Block scheduling at Oakland High
The “No D” policy is in its infancy stage and serving a small number of students. So its impact on A-G is relatively limited at this point. The more impactful moves we made as a staff were largely connected to our 8-period block schedule.
Typically, a student only takes six classes per semester, so with 230 credits needed to graduate, the margin for error is very small. If a student fails a class, they fall behind and then they’re not on track to graduate on time. Take six classes and over the course of four years, that’s 240 credits. Super, super small margin for error.
But if a student takes eight classes, then your margin for error is much higher. Now you have 40 credits you can earn over the course of the year, instead of 30. So that’s 320 credits available instead of 240. The margin for opportunities is off the charts.

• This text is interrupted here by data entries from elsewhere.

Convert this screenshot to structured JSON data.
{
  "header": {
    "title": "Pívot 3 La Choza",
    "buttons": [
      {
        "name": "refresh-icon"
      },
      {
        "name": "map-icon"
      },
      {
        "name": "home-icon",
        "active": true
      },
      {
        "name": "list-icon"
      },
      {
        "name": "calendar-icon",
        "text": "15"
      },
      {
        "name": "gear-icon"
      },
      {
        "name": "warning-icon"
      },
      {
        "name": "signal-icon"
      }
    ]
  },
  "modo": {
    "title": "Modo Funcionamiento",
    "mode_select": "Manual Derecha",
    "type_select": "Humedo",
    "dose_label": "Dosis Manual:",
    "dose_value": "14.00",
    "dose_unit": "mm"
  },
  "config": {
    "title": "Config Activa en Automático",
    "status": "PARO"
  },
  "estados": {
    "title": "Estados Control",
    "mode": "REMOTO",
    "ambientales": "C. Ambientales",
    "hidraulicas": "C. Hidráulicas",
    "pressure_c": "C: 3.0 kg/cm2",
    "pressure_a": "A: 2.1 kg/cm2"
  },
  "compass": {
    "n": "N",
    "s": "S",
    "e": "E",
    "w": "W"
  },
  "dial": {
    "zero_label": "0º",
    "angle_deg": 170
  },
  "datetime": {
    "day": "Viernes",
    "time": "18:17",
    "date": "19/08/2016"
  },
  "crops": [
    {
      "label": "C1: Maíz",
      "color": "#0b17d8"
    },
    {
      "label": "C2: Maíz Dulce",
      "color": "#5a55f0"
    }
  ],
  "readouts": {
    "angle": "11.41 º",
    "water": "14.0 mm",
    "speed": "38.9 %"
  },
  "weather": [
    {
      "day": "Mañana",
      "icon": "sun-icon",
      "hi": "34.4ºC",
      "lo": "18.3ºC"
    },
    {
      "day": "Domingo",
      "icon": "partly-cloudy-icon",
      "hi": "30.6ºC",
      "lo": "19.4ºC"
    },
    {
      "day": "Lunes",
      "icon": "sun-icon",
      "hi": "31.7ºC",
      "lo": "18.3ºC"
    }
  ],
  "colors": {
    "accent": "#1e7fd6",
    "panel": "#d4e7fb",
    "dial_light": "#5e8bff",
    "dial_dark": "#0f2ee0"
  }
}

This allowed us to do remediation during the day. It was difficult to get a student to stay after school for credit recovery, with family responsibilities, sports and other activities. But if you do it during the day, it’s an easy sell.
On top of that you give scholars the opportunity to take additional classes, dual enrollment classes, and other electives. It makes for a much more well-rounded educational experience. And as a result of all that, more students met their A-G requirements.
This only works when the staff is on board. It took a year, plus a lot of conversations, research, professional development and visiting other sites before our staff realized the value, and they supported it unanimously.
The change was immediate. Our graduation rate skyrocketed.
How to get all Oakland public schools to 100% A-G completion
That’s the million dollar question, right? I’ve been in the position for about 8 months in a very unorthodox school year. But my belief is we need to create spaces and opportunities on all campuses for leaders, regardless of position, to come together with the expectation that this is our goal. Our goal is to create an environment where we get all of our scholars ready for a four-year university. Whether they choose it or not is up to our scholars. Our job is to get them eligible so it’s an option for them.
I believe our staff are more than capable, they’re extremely capable. There needs to be a space for them to have conversations that cover everything: from the way we support our young scholars academically and social-emotionally; how we create spaces for teachers to learn, grow, develop and lead; that other staff members like case managers, counselors, whoever it is, are invested in meeting this accomplishment as well. It takes an all-hands-on-deck approach.
We need student voice. The voices of students are integral for any campus. It’s impossible to believe you can create these systems if there is no student voice at the table.
Could a “No D” policy work for all Oakland public schools?
Yes, 100%. There’s no reason to think not. There’s a lot of people who will be opposed or are just scared of change in general. It’s imperative that the appropriate support systems are in place because a lot of people — students, families, teachers — will fear that a “No D” policy would mean that you will increase the number of students failing classes. That is not my experience, at Oakland High or EOSA. There are other schools in Oakland that also have “No D” policies. It works. The fear is there is going to be more Fs, but that is not our experience when you put the appropriate support systems in place. I think it could be a game changer district wide.
The FIA and Energy Convertors A-G Awards
I think these schools deserve an award because they’ve been working really, really hard and have been focused on this. There’s a lot that all of us can learn from from the work that those school leaders staff have done.NextCómo Matin Abdel-Qawi lucha por A-G: una conversación con un educador legendario de Oakland